» **Material shown**

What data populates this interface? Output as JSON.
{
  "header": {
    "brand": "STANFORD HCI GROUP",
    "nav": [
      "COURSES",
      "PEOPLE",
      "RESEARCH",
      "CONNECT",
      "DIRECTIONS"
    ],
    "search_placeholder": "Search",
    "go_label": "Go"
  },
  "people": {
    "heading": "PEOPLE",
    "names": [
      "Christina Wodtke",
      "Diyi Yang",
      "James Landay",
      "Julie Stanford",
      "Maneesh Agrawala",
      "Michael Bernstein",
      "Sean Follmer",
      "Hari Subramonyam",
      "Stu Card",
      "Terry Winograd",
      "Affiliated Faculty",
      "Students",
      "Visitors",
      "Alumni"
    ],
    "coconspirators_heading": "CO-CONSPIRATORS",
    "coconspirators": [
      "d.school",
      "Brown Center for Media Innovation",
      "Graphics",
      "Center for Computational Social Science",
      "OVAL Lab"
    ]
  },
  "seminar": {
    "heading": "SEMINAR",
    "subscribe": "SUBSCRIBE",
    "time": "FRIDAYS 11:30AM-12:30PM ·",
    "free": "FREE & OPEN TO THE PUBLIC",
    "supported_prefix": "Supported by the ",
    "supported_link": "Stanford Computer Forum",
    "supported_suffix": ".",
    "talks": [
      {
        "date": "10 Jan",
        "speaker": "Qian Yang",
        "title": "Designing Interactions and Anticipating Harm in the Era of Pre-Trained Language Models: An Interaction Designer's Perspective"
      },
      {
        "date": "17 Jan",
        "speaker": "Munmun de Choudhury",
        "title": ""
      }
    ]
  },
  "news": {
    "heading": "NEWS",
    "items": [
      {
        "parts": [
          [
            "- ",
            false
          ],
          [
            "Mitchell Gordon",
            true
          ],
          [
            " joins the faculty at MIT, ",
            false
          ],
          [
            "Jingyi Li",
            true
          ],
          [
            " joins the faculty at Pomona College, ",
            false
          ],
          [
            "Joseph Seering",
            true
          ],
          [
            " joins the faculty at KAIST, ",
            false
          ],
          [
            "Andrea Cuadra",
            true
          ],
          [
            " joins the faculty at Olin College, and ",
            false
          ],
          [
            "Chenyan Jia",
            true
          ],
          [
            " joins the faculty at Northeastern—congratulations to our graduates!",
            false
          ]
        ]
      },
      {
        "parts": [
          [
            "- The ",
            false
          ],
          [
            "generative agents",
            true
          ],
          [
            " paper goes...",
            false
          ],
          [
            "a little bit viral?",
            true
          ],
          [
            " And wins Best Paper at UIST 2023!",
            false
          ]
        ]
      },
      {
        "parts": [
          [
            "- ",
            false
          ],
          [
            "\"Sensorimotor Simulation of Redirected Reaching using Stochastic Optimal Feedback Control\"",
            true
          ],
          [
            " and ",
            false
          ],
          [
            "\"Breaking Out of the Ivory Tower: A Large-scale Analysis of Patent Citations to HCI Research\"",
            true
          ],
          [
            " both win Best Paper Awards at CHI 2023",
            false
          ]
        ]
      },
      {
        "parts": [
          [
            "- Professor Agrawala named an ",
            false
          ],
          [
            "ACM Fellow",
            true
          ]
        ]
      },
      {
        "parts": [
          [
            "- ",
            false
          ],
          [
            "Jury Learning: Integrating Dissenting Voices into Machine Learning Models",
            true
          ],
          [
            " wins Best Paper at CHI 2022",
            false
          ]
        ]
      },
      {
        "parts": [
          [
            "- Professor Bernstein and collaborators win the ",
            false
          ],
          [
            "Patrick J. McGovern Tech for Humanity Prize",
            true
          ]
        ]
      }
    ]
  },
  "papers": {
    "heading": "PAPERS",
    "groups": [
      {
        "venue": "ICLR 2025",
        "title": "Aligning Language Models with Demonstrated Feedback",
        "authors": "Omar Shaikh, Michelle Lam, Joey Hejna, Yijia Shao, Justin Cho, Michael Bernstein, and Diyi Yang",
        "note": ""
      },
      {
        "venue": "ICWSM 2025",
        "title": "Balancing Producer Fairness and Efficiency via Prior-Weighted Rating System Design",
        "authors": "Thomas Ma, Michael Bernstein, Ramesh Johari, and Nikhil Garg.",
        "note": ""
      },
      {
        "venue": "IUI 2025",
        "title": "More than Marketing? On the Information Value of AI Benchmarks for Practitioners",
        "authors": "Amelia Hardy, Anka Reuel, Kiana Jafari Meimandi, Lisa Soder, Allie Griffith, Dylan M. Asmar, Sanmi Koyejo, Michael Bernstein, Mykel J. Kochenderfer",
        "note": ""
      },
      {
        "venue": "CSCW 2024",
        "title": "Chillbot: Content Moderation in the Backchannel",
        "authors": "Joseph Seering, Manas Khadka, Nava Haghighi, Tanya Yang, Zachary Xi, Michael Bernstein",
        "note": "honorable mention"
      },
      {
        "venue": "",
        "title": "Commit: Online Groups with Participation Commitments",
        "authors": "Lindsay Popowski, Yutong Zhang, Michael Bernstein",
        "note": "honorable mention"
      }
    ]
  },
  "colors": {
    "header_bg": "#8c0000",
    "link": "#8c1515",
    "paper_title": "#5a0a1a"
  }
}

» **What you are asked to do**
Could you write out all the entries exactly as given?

» **Expected answer**
What data populates this interface? Output as JSON.
{
  "header": {
    "brand": "STANFORD HCI GROUP",
    "nav": [
      "COURSES",
      "PEOPLE",
      "RESEARCH",
      "CONNECT",
      "DIRECTIONS"
    ],
    "search_placeholder": "Search",
    "go_label": "Go"
  },
  "people": {
    "heading": "PEOPLE",
    "names": [
      "Christina Wodtke",
      "Diyi Yang",
      "James Landay",
      "Julie Stanford",
      "Maneesh Agrawala",
      "Michael Bernstein",
      "Sean Follmer",
      "Hari Subramonyam",
      "Stu Card",
      "Terry Winograd",
      "Affiliated Faculty",
      "Students",
      "Visitors",
      "Alumni"
    ],
    "coconspirators_heading": "CO-CONSPIRATORS",
    "coconspirators": [
      "d.school",
      "Brown Center for Media Innovation",
      "Graphics",
      "Center for Computational Social Science",
      "OVAL Lab"
    ]
  },
  "seminar": {
    "heading": "SEMINAR",
    "subscribe": "SUBSCRIBE",
    "time": "FRIDAYS 11:30AM-12:30PM ·",
    "free": "FREE & OPEN TO THE PUBLIC",
    "supported_prefix": "Supported by the ",
    "supported_link": "Stanford Computer Forum",
    "supported_suffix": ".",
    "talks": [
      {
        "date": "10 Jan",
        "speaker": "Qian Yang",
        "title": "Designing Interactions and Anticipating Harm in the Era of Pre-Trained Language Models: An Interaction Designer's Perspective"
      },
      {
        "date": "17 Jan",
        "speaker": "Munmun de Choudhury",
        "title": ""
      }
    ]
  },
  "news": {
    "heading": "NEWS",
    "items": [
      {
        "parts": [
          [
            "- ",
            false
          ],
          [
            "Mitchell Gordon",
            true
          ],
          [
            " joins the faculty at MIT, ",
            false
          ],
          [
            "Jingyi Li",
            true
          ],
          [
            " joins the faculty at Pomona College, ",
            false
          ],
          [
            "Joseph Seering",
            true
          ],
          [
            " joins the faculty at KAIST, ",
            false
          ],
          [
            "Andrea Cuadra",
            true
          ],
          [
            " joins the faculty at Olin College, and ",
            false
          ],
          [
            "Chenyan Jia",
            true
          ],
          [
            " joins the faculty at Northeastern—congratulations to our graduates!",
            false
          ]
        ]
      },
      {
        "parts": [
          [
            "- The ",
            false
          ],
          [
            "generative agents",
            true
          ],
          [
            " paper goes...",
            false
          ],
          [
            "a little bit viral?",
            true
          ],
          [
            " And wins Best Paper at UIST 2023!",
            false
          ]
        ]
      },
      {
        "parts": [
          [
            "- ",
            false
          ],
          [
            "\"Sensorimotor Simulation of Redirected Reaching using Stochastic Optimal Feedback Control\"",
            true
          ],
          [
            " and ",
            false
          ],
          [
            "\"Breaking Out of the Ivory Tower: A Large-scale Analysis of Patent Citations to HCI Research\"",
            true
          ],
          [
            " both win Best Paper Awards at CHI 2023",
            false
          ]
        ]
      },
      {
        "parts": [
          [
            "- Professor Agrawala named an ",
            false
          ],
          [
            "ACM Fellow",
            true
          ]
        ]
      },
      {
        "parts": [
          [
            "- ",
            false
          ],
          [
            "Jury Learning: Integrating Dissenting Voices into Machine Learning Models",
            true
          ],
          [
            " wins Best Paper at CHI 2022",
            false
          ]
        ]
      },
      {
        "parts": [
          [
            "- Professor Bernstein and collaborators win the ",
            false
          ],
          [
            "Patrick J. McGovern Tech for Humanity Prize",
            true
          ]
        ]
      }
    ]
  },
  "papers": {
    "heading": "PAPERS",
    "groups": [
      {
        "venue": "ICLR 2025",
        "title": "Aligning Language Models with Demonstrated Feedback",
        "authors": "Omar Shaikh, Michelle Lam, Joey Hejna, Yijia Shao, Justin Cho, Michael Bernstein, and Diyi Yang",
        "note": ""
      },
      {
        "venue": "ICWSM 2025",
        "title": "Balancing Producer Fairness and Efficiency via Prior-Weighted Rating System Design",
        "authors": "Thomas Ma, Michael Bernstein, Ramesh Johari, and Nikhil Garg.",
        "note": ""
      },
      {
        "venue": "IUI 2025",
        "title": "More than Marketing? On the Information Value of AI Benchmarks for Practitioners",
        "authors": "Amelia Hardy, Anka Reuel, Kiana Jafari Meimandi, Lisa Soder, Allie Griffith, Dylan M. Asmar, Sanmi Koyejo, Michael Bernstein, Mykel J. Kochenderfer",
        "note": ""
      },
      {
        "venue": "CSCW 2024",
        "title": "Chillbot: Content Moderation in the Backchannel",
        "authors": "Joseph Seering, Manas Khadka, Nava Haghighi, Tanya Yang, Zachary Xi, Michael Bernstein",
        "note": "honorable mention"
      },
      {
        "venue": "",
        "title": "Commit: Online Groups with Participation Commitments",
        "authors": "Lindsay Popowski, Yutong Zhang, Michael Bernstein",
        "note": "honorable mention"
      }
    ]
  },
  "colors": {
    "header_bg": "#8c0000",
    "link": "#8c1515",
    "paper_title": "#5a0a1a"
  }
}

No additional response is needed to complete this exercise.